%%
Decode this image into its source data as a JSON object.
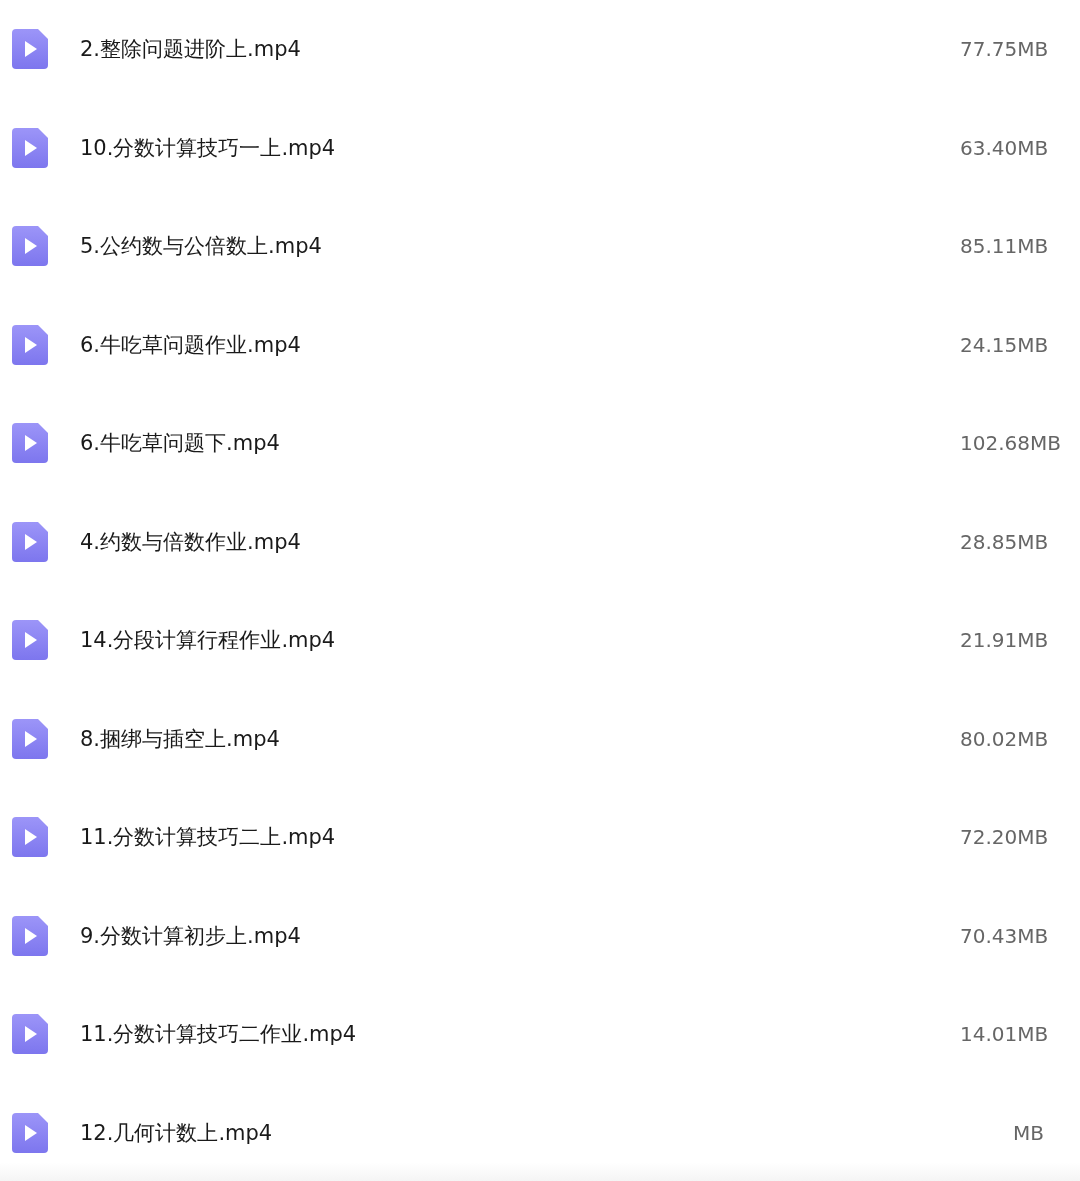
{
  "files": [
    {
      "name": "2.整除问题进阶上.mp4",
      "size": "77.75MB"
    },
    {
      "name": "10.分数计算技巧一上.mp4",
      "size": "63.40MB"
    },
    {
      "name": "5.公约数与公倍数上.mp4",
      "size": "85.11MB"
    },
    {
      "name": "6.牛吃草问题作业.mp4",
      "size": "24.15MB"
    },
    {
      "name": "6.牛吃草问题下.mp4",
      "size": "102.68MB"
    },
    {
      "name": "4.约数与倍数作业.mp4",
      "size": "28.85MB"
    },
    {
      "name": "14.分段计算行程作业.mp4",
      "size": "21.91MB"
    },
    {
      "name": "8.捆绑与插空上.mp4",
      "size": "80.02MB"
    },
    {
      "name": "11.分数计算技巧二上.mp4",
      "size": "72.20MB"
    },
    {
      "name": "9.分数计算初步上.mp4",
      "size": "70.43MB"
    },
    {
      "name": "11.分数计算技巧二作业.mp4",
      "size": "14.01MB"
    },
    {
      "name": "12.几何计数上.mp4",
      "size": "MB"
    }
  ]
}
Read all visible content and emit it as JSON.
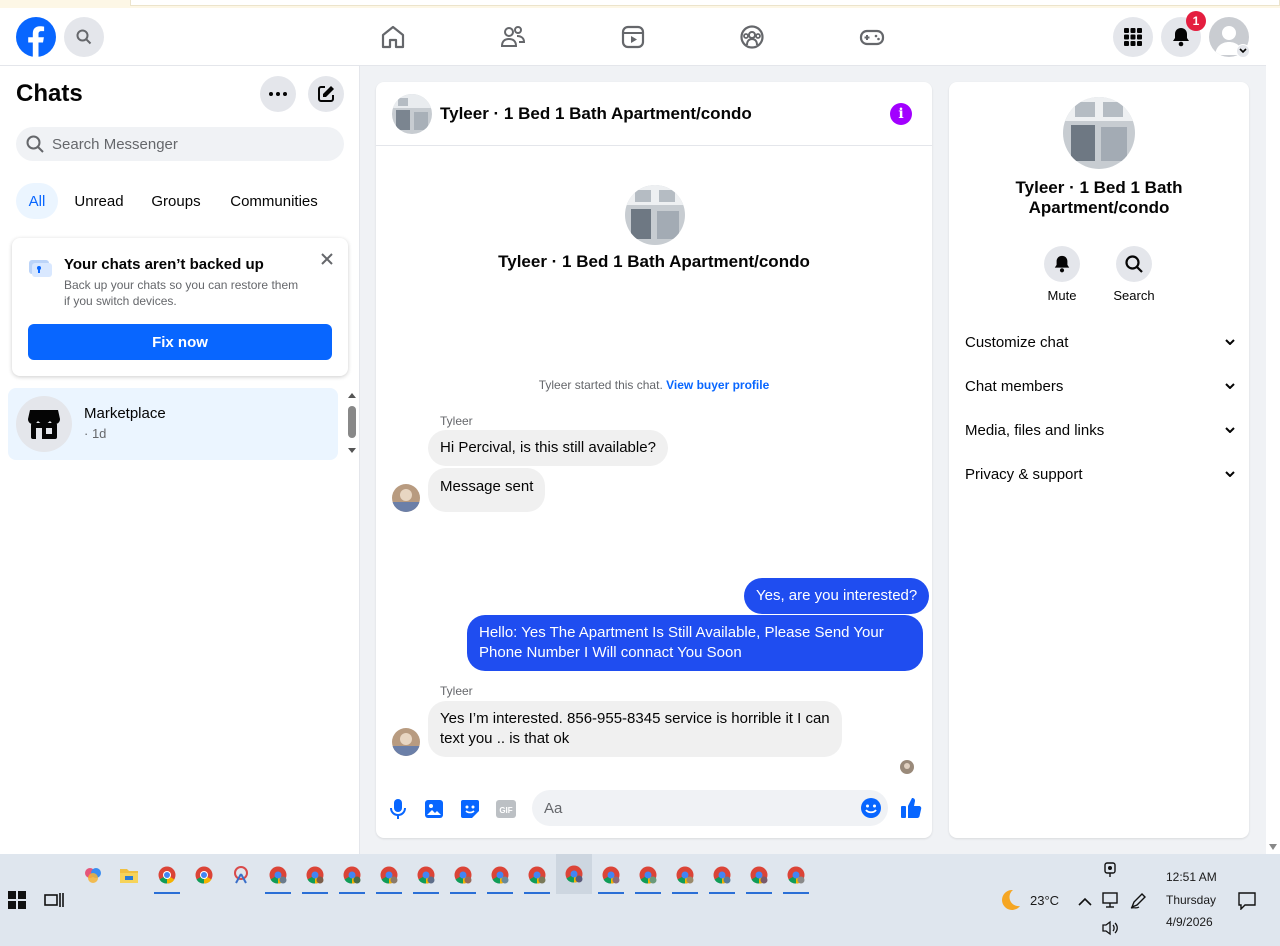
{
  "header": {
    "notification_count": "1"
  },
  "left": {
    "title": "Chats",
    "search_placeholder": "Search Messenger",
    "filters": [
      "All",
      "Unread",
      "Groups",
      "Communities"
    ],
    "backup": {
      "title": "Your chats aren’t backed up",
      "desc": "Back up your chats so you can restore them if you switch devices.",
      "button": "Fix now"
    },
    "chat_item": {
      "name": "Marketplace",
      "time": "· 1d"
    }
  },
  "conversation": {
    "title": "Tyleer · 1 Bed 1 Bath Apartment/condo",
    "intro_title": "Tyleer · 1 Bed 1 Bath Apartment/condo",
    "started_text": "Tyleer started this chat.",
    "started_link": "View buyer profile",
    "messages": [
      {
        "sender": "Tyleer",
        "text": "Hi Percival, is this still available?"
      },
      {
        "text": "Message sent"
      },
      {
        "text": "Yes, are you interested?"
      },
      {
        "text": "Hello: Yes The Apartment Is Still Available, Please Send Your Phone Number I Will connact You Soon"
      },
      {
        "sender": "Tyleer",
        "text": "Yes I’m interested. 856-955-8345 service is horrible it I can text you .. is that ok"
      }
    ],
    "composer_placeholder": "Aa"
  },
  "details": {
    "title": "Tyleer · 1 Bed 1 Bath Apartment/condo",
    "actions": [
      "Mute",
      "Search"
    ],
    "sections": [
      "Customize chat",
      "Chat members",
      "Media, files and links",
      "Privacy & support"
    ]
  },
  "taskbar": {
    "weather": "23°C",
    "time": "12:51 AM",
    "day": "Thursday",
    "date": "4/9/2026"
  },
  "colors": {
    "brand": "#0866ff",
    "out_bubble": "#1f4df0",
    "info": "#a200ff",
    "badge": "#e41e3f"
  }
}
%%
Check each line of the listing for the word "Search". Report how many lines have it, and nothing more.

## Your solution
2